DIRECTIONS: Please go through the records below and return every line holding the word "label".

DATA TO USE:
··········
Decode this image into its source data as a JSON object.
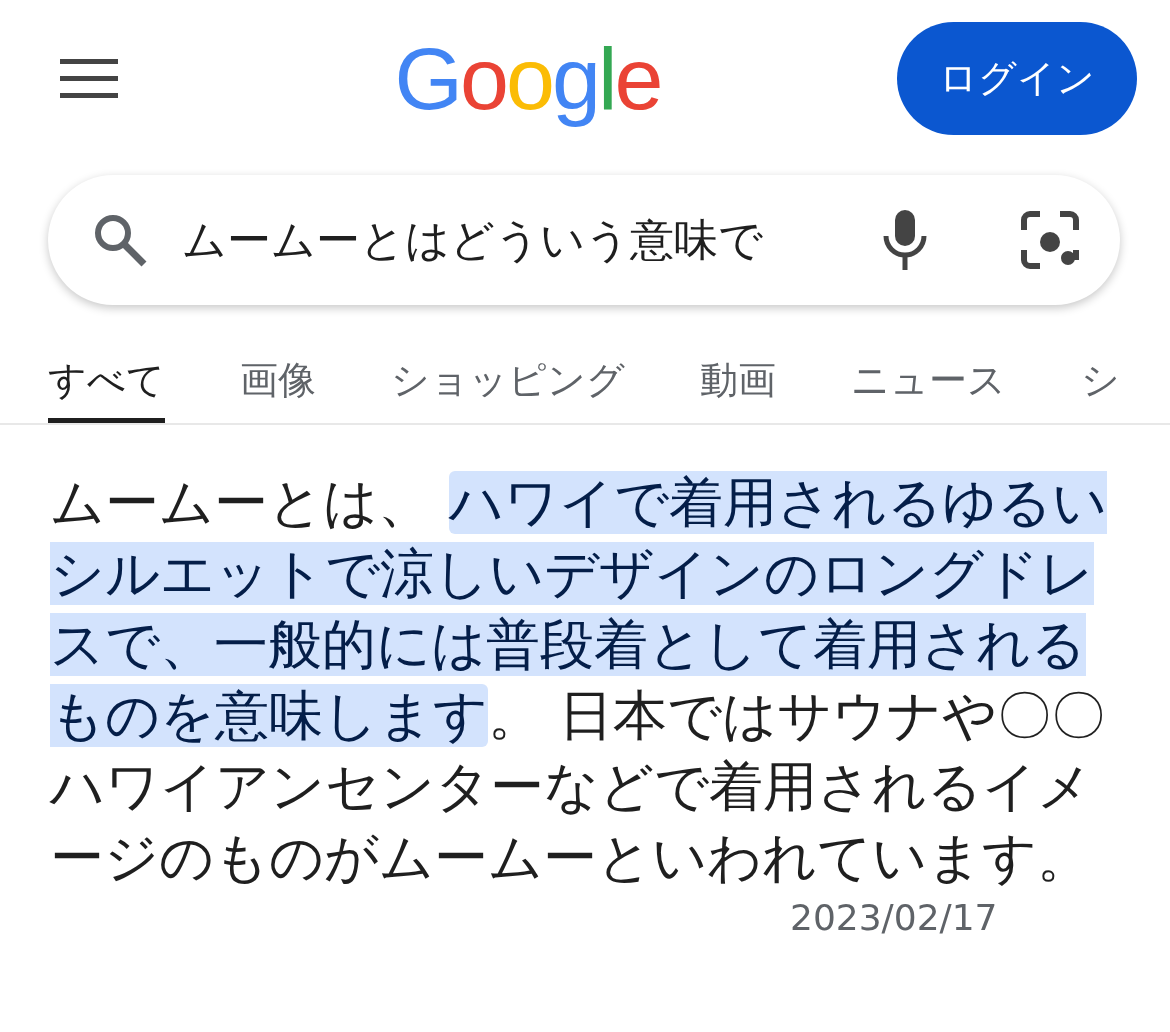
{
  "header": {
    "logo": "Google",
    "login_button": "ログイン"
  },
  "search": {
    "value": "ムームーとはどういう意味で"
  },
  "tabs": [
    {
      "label": "すべて",
      "selected": true
    },
    {
      "label": "画像",
      "selected": false
    },
    {
      "label": "ショッピング",
      "selected": false
    },
    {
      "label": "動画",
      "selected": false
    },
    {
      "label": "ニュース",
      "selected": false
    },
    {
      "label": "シ",
      "selected": false
    }
  ],
  "answer": {
    "before": "ムームーとは、 ",
    "highlight": "ハワイで着用されるゆるいシルエットで涼しいデザインのロングドレスで、一般的には普段着として着用されるものを意味します",
    "after": "。 日本ではサウナや〇〇ハワイアンセンターなどで着用されるイメージのものがムームーといわれています。",
    "date": "2023/02/17"
  }
}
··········
TASK ANSWER:
      "label": "すべて",
      "label": "画像",
      "label": "ショッピング",
      "label": "動画",
      "label": "ニュース",
      "label": "シ",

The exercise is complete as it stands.